# Problem details
In the listing below, find every line containing "root" and copy it out.
========================
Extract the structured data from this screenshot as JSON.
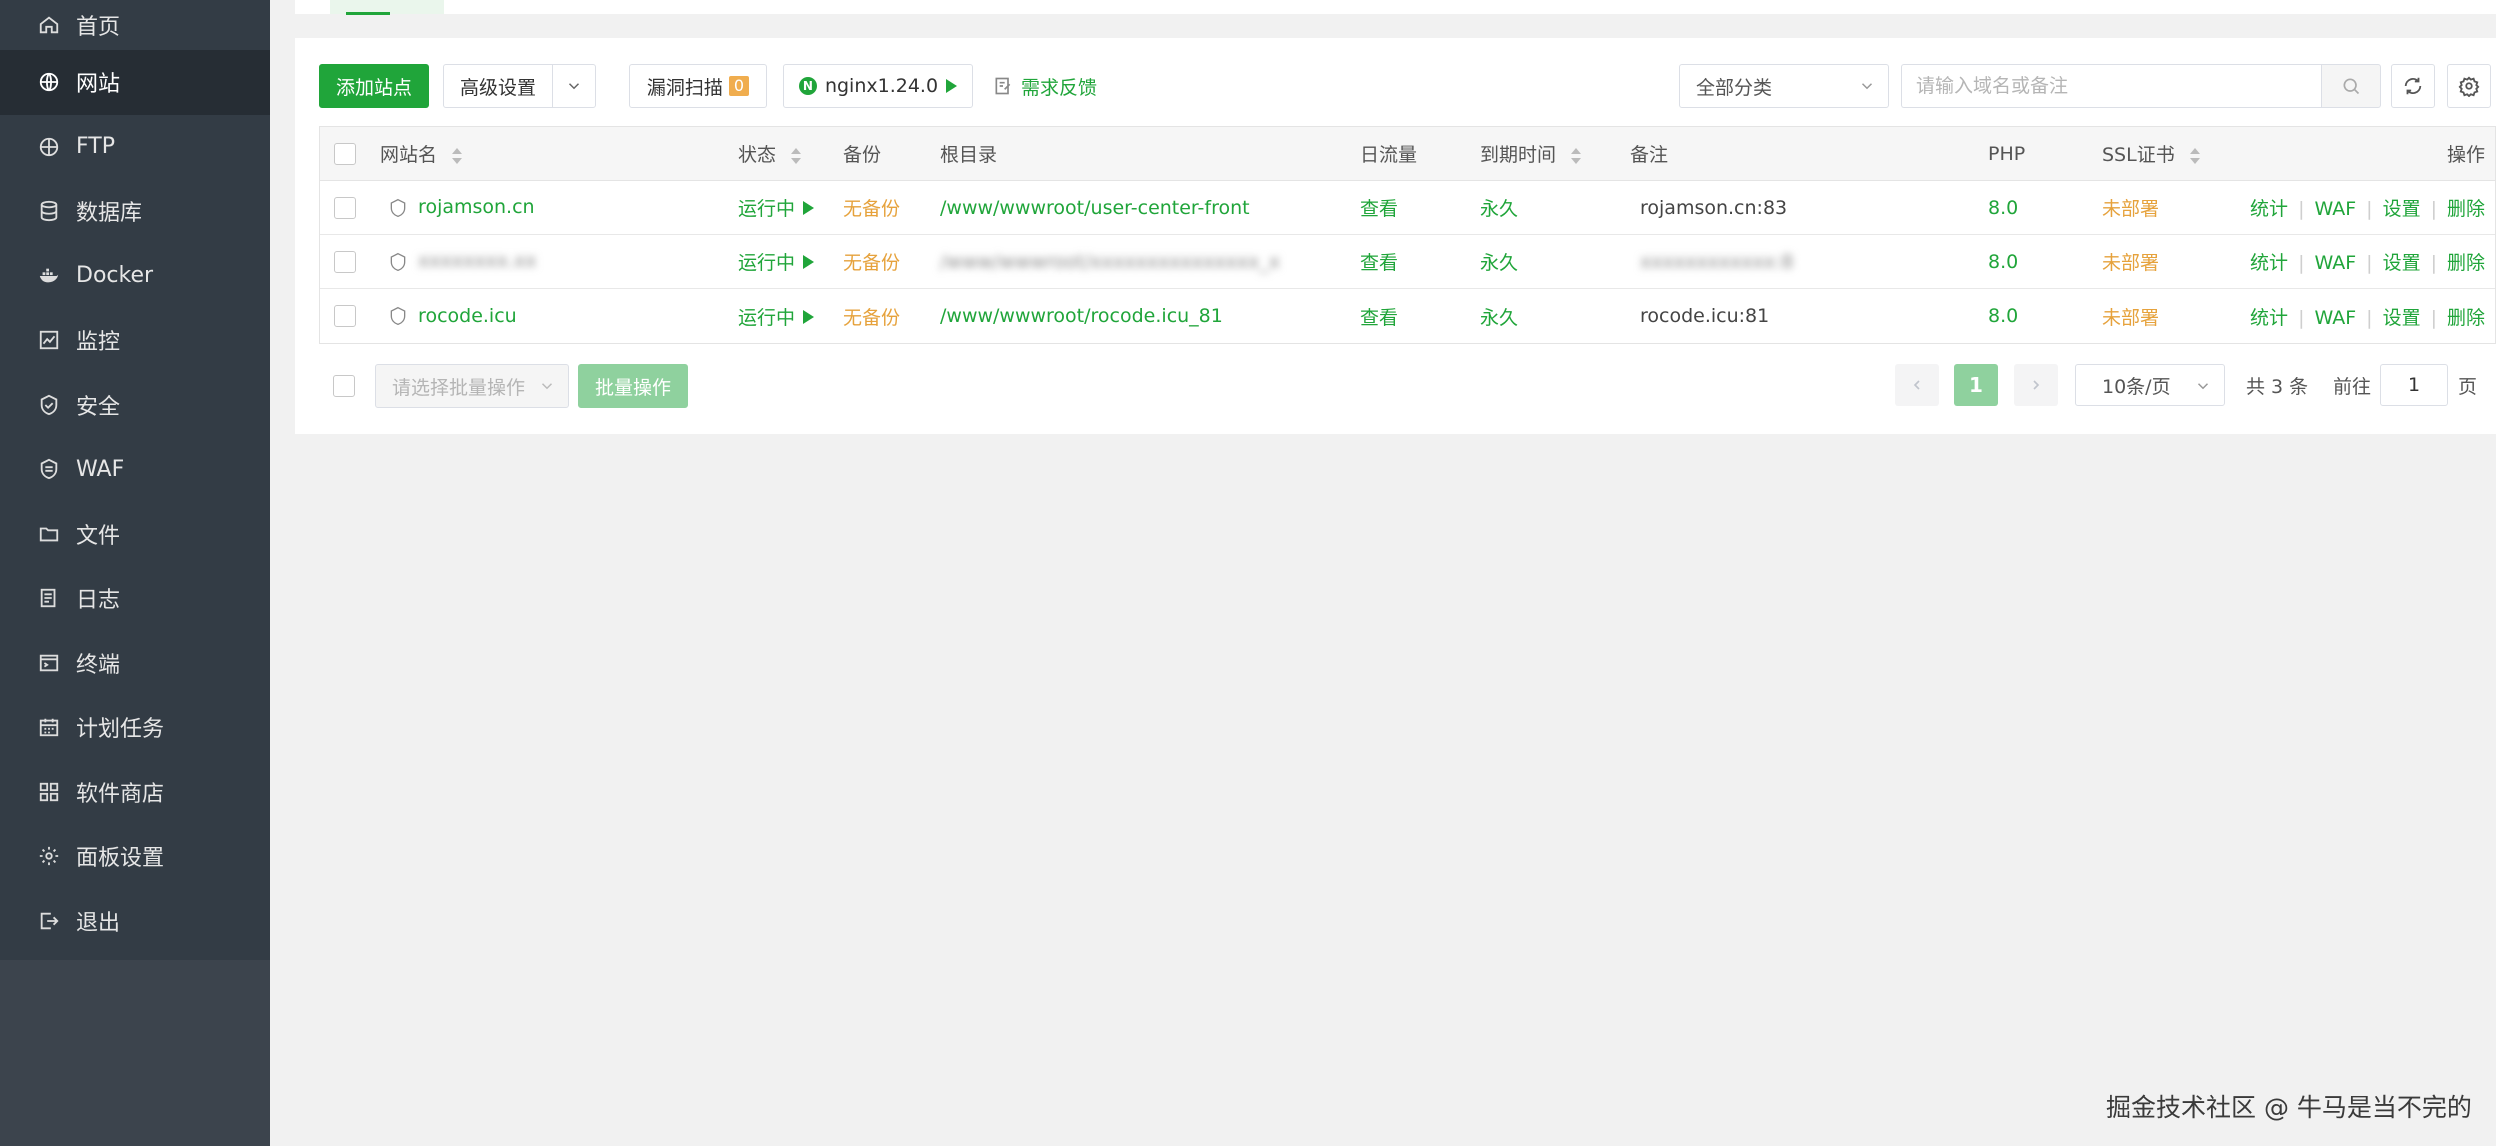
{
  "sidebar": {
    "items": [
      {
        "label": "首页",
        "icon": "home-icon"
      },
      {
        "label": "网站",
        "icon": "globe-icon",
        "active": true
      },
      {
        "label": "FTP",
        "icon": "ftp-icon"
      },
      {
        "label": "数据库",
        "icon": "database-icon"
      },
      {
        "label": "Docker",
        "icon": "docker-icon"
      },
      {
        "label": "监控",
        "icon": "monitor-icon"
      },
      {
        "label": "安全",
        "icon": "shield-icon"
      },
      {
        "label": "WAF",
        "icon": "waf-icon"
      },
      {
        "label": "文件",
        "icon": "folder-icon"
      },
      {
        "label": "日志",
        "icon": "log-icon"
      },
      {
        "label": "终端",
        "icon": "terminal-icon"
      },
      {
        "label": "计划任务",
        "icon": "calendar-icon"
      },
      {
        "label": "软件商店",
        "icon": "apps-icon"
      },
      {
        "label": "面板设置",
        "icon": "gear-icon"
      },
      {
        "label": "退出",
        "icon": "logout-icon"
      }
    ]
  },
  "toolbar": {
    "add_site": "添加站点",
    "advanced": "高级设置",
    "vuln_scan": "漏洞扫描",
    "vuln_count": "0",
    "nginx": "nginx1.24.0",
    "feedback": "需求反馈",
    "category": "全部分类",
    "search_placeholder": "请输入域名或备注"
  },
  "table": {
    "headers": {
      "name": "网站名",
      "status": "状态",
      "backup": "备份",
      "root": "根目录",
      "traffic": "日流量",
      "expire": "到期时间",
      "remark": "备注",
      "php": "PHP",
      "ssl": "SSL证书",
      "ops": "操作"
    },
    "rows": [
      {
        "name": "rojamson.cn",
        "status": "运行中",
        "backup": "无备份",
        "root": "/www/wwwroot/user-center-front",
        "traffic": "查看",
        "expire": "永久",
        "remark": "rojamson.cn:83",
        "php": "8.0",
        "ssl": "未部署",
        "blurred": false
      },
      {
        "name": "xxxxxxxx.xx",
        "status": "运行中",
        "backup": "无备份",
        "root": "/www/wwwroot/xxxxxxxxxxxxxxx_x",
        "traffic": "查看",
        "expire": "永久",
        "remark": "xxxxxxxxxxxx:8",
        "php": "8.0",
        "ssl": "未部署",
        "blurred": true
      },
      {
        "name": "rocode.icu",
        "status": "运行中",
        "backup": "无备份",
        "root": "/www/wwwroot/rocode.icu_81",
        "traffic": "查看",
        "expire": "永久",
        "remark": "rocode.icu:81",
        "php": "8.0",
        "ssl": "未部署",
        "blurred": false
      }
    ],
    "row_actions": {
      "stats": "统计",
      "waf": "WAF",
      "settings": "设置",
      "delete": "删除"
    }
  },
  "batch": {
    "select_placeholder": "请选择批量操作",
    "button": "批量操作"
  },
  "pagination": {
    "current_page": "1",
    "page_size": "10条/页",
    "total": "共 3 条",
    "goto_label": "前往",
    "goto_value": "1",
    "page_unit": "页"
  },
  "watermark": "掘金技术社区 @ 牛马是当不完的",
  "colors": {
    "accent": "#20a53a",
    "warning": "#e6a23c",
    "sidebar": "#333c45"
  }
}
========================
# Answer to this exercise
      "root": "根目录",
        "root": "/www/wwwroot/user-center-front",
        "root": "/www/wwwroot/xxxxxxxxxxxxxxx_x",
        "root": "/www/wwwroot/rocode.icu_81",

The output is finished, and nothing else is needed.